Ivan says their organization’s social networking initiatives have been successful in building the “brand” of an anti-genocide constituency. Ivan notes, “Social networking is a long-term approach and using traditional metrics of advocacy or fundraising it may not look like much. But over a long period of time social networking is actually critical in building an effective, educated political constituency.”
So, what is the right fit to use a social networking strategy? Ivan suggests:
Social networking is a natural fit for an organization that wants more than an ATM of donors or a list of petition-signers, but active and engaged political organizers.
Those groups that have found advocacy success on FacebookFacebook is a social network encouraging real identity — each user has a single account under their full, real name. Facebook began among US college students but has quickly expanded to people of all ages around the world. tend to adopt
an approach that USES the one-on-one nature of the site. As one small
example, I spoke to a group of pro-choice activists a few weeks ago,
many of whom work with students on college campuses. When I asked how
Facebook fit into their work, the overwhelming response was that it was
essentially an email replacement — they employed Facebook messages to
reach individual supporters or small groups of supporters when they
were preparing for events or promoting a particular message. The
Genocide Intervention Network demonstrates a much more comprehensive
and strategic approach but the same basic idea: as Ivan Boothe wrote last year<.
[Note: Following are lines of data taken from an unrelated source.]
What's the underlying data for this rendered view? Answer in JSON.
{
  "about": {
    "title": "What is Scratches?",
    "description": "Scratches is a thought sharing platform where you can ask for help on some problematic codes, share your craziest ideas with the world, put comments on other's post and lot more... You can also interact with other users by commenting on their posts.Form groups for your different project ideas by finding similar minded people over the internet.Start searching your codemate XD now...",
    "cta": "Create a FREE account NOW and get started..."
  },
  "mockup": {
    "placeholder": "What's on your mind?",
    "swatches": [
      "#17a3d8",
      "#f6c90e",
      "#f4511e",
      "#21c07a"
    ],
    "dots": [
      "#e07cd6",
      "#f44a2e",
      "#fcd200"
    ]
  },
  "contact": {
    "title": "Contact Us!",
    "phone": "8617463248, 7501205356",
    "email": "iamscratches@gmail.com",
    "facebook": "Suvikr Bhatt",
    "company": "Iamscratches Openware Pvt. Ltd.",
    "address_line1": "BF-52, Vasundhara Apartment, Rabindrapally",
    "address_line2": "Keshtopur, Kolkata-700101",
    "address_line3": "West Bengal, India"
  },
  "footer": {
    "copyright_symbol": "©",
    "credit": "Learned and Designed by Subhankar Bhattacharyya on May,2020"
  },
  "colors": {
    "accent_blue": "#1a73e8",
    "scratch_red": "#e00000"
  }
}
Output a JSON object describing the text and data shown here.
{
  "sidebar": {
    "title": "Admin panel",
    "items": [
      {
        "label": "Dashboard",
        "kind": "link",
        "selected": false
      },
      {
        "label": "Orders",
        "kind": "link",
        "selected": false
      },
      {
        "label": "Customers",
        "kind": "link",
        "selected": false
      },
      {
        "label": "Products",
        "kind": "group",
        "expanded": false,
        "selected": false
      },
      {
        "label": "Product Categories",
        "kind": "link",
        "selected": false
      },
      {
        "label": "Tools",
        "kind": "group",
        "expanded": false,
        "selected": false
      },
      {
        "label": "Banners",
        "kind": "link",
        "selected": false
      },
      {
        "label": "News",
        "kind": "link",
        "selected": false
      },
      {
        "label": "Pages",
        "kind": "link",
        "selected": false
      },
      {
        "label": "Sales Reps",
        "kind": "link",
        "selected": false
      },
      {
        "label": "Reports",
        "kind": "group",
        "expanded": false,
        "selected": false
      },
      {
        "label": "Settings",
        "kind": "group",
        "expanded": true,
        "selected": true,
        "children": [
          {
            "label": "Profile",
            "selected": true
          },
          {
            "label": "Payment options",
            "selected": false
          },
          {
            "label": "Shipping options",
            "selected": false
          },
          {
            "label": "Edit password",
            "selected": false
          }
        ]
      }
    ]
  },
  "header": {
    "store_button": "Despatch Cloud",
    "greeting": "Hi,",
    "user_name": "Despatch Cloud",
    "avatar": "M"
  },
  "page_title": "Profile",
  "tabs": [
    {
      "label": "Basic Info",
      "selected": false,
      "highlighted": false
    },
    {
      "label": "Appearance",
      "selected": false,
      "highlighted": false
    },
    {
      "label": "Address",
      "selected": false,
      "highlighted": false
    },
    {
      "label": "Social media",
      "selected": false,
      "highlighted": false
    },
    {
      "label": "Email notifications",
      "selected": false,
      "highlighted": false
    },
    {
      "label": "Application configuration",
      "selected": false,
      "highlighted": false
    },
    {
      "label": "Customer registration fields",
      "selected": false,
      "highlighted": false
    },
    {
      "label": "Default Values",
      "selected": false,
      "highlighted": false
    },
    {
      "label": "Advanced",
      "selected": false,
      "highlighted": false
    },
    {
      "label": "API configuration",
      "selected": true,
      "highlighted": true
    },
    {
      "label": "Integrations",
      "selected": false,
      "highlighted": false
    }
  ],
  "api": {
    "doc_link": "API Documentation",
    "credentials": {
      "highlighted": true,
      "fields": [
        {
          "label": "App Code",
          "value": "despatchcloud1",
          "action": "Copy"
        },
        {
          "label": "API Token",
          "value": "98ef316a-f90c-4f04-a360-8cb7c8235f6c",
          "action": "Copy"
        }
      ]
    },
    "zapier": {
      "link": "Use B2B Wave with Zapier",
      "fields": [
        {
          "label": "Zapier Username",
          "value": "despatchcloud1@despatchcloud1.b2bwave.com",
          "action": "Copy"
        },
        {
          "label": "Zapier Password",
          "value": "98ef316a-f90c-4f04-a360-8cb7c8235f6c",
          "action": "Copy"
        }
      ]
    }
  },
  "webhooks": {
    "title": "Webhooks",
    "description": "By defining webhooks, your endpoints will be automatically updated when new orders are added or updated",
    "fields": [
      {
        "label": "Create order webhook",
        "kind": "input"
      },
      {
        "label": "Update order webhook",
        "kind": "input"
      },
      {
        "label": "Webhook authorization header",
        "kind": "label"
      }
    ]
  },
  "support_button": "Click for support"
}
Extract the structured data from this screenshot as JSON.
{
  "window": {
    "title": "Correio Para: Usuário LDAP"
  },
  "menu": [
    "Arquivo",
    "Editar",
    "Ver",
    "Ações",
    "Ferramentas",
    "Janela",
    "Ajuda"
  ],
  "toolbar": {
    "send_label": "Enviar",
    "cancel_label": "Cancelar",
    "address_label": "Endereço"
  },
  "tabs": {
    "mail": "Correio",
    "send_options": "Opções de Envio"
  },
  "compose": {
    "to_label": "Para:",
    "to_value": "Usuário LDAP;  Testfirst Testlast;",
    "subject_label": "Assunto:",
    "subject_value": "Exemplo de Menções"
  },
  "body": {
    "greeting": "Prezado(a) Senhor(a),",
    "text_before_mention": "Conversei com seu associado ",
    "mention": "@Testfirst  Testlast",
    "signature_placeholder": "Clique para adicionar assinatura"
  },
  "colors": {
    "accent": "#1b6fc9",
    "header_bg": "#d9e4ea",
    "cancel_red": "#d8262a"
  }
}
Note that Ivan is describing something very different than traditional
mass communications: heâ€™s talking about working closely (no doubt
frequently one-on-one) with people on Facebook and other networking
sites over a long period of time to help build a cadre of very
committed activists — something that most electoral campaigns (and even
most issue advocacy campaigns) simply canâ€™t do, whether because of lack
of time or lack of resources.
Our experience, overall, has been that local people are really out in front on organizing [the anti-genocide] issue, and we’re just creating the tools, putting the tools in their hands, and giving them the resources to take action. For instance, the 1-800-GENOCIDE< Hotline, the Darfur Scorecard<, things like that are giving people the resources to take action.
In our experience, they’re already out there doing a lot of stuff. I know when we began a couple of years ago, and were just sort of starting our outreach on FacebookFacebook is a social network encouraging real identity — each user has a single account under their full, real name. Facebook began among US college students but has quickly expanded to people of all ages around the world., we found there were already dozens of Facebook groups around the issue and working on these issues. It was just about networking them, giving them resources, giving them support in the work they were doing. That’s what we’ve been trying to do since then.
Sociological research and commentary on the use of social networks like MySpaceMySpace is a social network that is not built around a single identity. Users can and do have multiple profiles, with no restrictions on the “names” they use. MySpace is used by many musical groups., FacebookFacebook is a social network encouraging real identity — each user has a single account under their full, real name. Facebook began among US college students but has quickly expanded to people of all ages around the world., LiveJournalLiveJournal is a social network built around blogging. Users can “friend” one another and restrict some or all blog entries to their friends. Users can also join blogging communities built around particular topics., Xanga and YouTubeYouTube is a social network built around video content: posting, sharing, rating and commenting. by teenagers in the United States. danah boyd is a PhD candidate at the University of California Berkeley and a fellow at Harvard’s Berkman Center for Internet and Society.